-- Records follows --

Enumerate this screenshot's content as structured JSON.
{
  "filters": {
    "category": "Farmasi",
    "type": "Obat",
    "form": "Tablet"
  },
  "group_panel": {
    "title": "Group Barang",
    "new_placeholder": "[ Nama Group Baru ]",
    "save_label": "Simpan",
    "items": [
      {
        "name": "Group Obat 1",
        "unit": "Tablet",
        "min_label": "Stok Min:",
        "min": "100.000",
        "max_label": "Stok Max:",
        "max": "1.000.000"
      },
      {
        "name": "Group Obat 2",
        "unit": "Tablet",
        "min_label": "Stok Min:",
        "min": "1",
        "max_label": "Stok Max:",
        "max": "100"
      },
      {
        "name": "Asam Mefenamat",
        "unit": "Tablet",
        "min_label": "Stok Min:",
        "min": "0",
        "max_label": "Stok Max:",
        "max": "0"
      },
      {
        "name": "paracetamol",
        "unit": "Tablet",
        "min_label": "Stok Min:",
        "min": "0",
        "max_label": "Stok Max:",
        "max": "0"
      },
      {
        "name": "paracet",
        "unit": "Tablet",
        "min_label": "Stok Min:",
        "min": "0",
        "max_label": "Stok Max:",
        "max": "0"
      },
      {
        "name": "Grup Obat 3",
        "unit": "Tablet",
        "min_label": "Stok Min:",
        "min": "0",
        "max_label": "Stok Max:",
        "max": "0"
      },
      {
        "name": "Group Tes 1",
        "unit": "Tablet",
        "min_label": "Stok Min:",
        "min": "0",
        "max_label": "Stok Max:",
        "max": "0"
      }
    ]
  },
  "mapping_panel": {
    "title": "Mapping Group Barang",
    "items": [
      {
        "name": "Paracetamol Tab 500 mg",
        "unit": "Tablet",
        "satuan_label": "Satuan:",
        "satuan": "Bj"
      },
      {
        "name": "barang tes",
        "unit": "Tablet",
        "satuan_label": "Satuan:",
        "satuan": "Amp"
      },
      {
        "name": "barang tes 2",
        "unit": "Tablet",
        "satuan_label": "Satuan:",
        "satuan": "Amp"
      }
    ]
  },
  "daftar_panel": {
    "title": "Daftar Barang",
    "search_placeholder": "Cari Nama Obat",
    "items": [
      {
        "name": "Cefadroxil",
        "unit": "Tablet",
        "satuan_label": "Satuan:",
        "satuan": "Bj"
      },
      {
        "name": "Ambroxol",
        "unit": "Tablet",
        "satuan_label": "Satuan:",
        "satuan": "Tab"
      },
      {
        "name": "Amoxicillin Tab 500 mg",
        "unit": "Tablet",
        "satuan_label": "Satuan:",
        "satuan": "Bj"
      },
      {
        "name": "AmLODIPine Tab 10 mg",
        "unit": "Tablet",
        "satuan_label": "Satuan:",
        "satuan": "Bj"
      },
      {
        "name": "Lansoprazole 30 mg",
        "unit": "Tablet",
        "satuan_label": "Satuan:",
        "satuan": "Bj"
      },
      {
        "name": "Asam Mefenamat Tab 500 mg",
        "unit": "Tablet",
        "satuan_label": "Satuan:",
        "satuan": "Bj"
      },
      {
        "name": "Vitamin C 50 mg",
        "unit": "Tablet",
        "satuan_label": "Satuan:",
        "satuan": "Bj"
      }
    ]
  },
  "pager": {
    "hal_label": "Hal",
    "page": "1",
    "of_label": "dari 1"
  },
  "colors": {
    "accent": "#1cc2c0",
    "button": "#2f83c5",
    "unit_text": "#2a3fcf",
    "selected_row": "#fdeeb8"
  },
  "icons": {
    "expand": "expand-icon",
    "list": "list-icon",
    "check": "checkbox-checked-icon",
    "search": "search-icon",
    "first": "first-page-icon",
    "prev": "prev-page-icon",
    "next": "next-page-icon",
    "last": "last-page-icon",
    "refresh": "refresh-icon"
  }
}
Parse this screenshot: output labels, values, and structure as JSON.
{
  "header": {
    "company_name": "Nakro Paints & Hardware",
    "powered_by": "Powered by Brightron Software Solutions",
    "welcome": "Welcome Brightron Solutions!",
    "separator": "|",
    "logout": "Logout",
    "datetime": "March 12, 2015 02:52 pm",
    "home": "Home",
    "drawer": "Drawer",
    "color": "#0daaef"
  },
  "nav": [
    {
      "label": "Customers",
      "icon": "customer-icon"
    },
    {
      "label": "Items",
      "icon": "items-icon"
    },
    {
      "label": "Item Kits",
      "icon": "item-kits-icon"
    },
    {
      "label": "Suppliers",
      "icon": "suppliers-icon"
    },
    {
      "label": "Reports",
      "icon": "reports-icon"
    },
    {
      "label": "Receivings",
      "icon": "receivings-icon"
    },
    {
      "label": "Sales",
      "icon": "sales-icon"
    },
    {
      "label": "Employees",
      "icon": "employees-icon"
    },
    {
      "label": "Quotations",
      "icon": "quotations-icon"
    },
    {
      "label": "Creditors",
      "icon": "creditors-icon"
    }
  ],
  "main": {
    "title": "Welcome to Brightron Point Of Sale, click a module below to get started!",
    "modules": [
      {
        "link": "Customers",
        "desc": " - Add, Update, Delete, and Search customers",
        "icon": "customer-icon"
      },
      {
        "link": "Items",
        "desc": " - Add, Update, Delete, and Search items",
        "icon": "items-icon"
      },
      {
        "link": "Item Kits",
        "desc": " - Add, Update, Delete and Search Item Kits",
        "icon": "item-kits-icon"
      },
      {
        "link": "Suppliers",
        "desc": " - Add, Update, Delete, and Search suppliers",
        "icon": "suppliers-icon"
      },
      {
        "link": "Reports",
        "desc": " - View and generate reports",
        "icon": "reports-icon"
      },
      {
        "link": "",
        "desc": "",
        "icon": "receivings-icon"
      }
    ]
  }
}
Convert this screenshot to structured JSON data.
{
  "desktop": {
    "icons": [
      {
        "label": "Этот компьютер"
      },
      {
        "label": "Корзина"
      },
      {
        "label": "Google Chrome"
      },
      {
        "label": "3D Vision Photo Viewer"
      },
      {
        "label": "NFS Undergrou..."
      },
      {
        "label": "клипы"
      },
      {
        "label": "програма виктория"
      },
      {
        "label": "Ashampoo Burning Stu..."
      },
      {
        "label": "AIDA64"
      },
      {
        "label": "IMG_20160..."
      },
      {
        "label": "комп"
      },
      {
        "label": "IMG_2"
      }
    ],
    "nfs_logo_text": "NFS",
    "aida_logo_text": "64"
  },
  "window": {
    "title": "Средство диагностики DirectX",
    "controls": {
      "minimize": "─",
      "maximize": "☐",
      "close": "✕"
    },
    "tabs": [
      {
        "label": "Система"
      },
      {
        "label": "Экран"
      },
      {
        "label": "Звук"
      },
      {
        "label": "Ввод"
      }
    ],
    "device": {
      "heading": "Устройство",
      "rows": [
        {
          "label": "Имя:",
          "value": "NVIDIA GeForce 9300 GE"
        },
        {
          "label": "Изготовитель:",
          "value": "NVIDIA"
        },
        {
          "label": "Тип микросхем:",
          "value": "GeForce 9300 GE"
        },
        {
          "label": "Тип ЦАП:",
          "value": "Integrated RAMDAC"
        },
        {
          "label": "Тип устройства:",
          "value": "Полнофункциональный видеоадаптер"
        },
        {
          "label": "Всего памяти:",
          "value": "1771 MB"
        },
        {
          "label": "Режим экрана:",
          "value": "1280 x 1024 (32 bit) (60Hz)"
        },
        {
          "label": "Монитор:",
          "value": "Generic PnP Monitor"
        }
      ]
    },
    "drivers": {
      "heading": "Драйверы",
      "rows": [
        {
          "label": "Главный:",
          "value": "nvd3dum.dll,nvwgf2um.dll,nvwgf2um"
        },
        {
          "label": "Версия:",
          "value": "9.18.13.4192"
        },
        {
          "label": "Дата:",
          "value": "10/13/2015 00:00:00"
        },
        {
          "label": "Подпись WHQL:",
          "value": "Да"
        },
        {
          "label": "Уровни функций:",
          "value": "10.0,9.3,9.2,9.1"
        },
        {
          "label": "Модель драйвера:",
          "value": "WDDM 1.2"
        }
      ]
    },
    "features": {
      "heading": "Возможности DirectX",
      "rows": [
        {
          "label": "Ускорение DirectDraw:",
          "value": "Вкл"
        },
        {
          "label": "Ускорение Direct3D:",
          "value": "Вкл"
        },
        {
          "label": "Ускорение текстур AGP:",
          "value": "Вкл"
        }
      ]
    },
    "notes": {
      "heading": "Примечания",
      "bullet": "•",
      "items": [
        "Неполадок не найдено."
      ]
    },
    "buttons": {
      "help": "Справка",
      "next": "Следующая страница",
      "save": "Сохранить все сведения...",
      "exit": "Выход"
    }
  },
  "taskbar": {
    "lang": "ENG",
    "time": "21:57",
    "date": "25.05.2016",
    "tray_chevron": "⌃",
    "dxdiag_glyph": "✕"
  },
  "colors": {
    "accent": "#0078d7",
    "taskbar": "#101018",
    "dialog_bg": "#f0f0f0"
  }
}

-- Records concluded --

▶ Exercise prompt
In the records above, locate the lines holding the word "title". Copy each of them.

▶ Response to this task
    "title": "Group Barang",
    "title": "Mapping Group Barang",
    "title": "Daftar Barang",
    "title": "Welcome to Brightron Point Of Sale, click a module below to get started!",
    "title": "Средство диагностики DirectX",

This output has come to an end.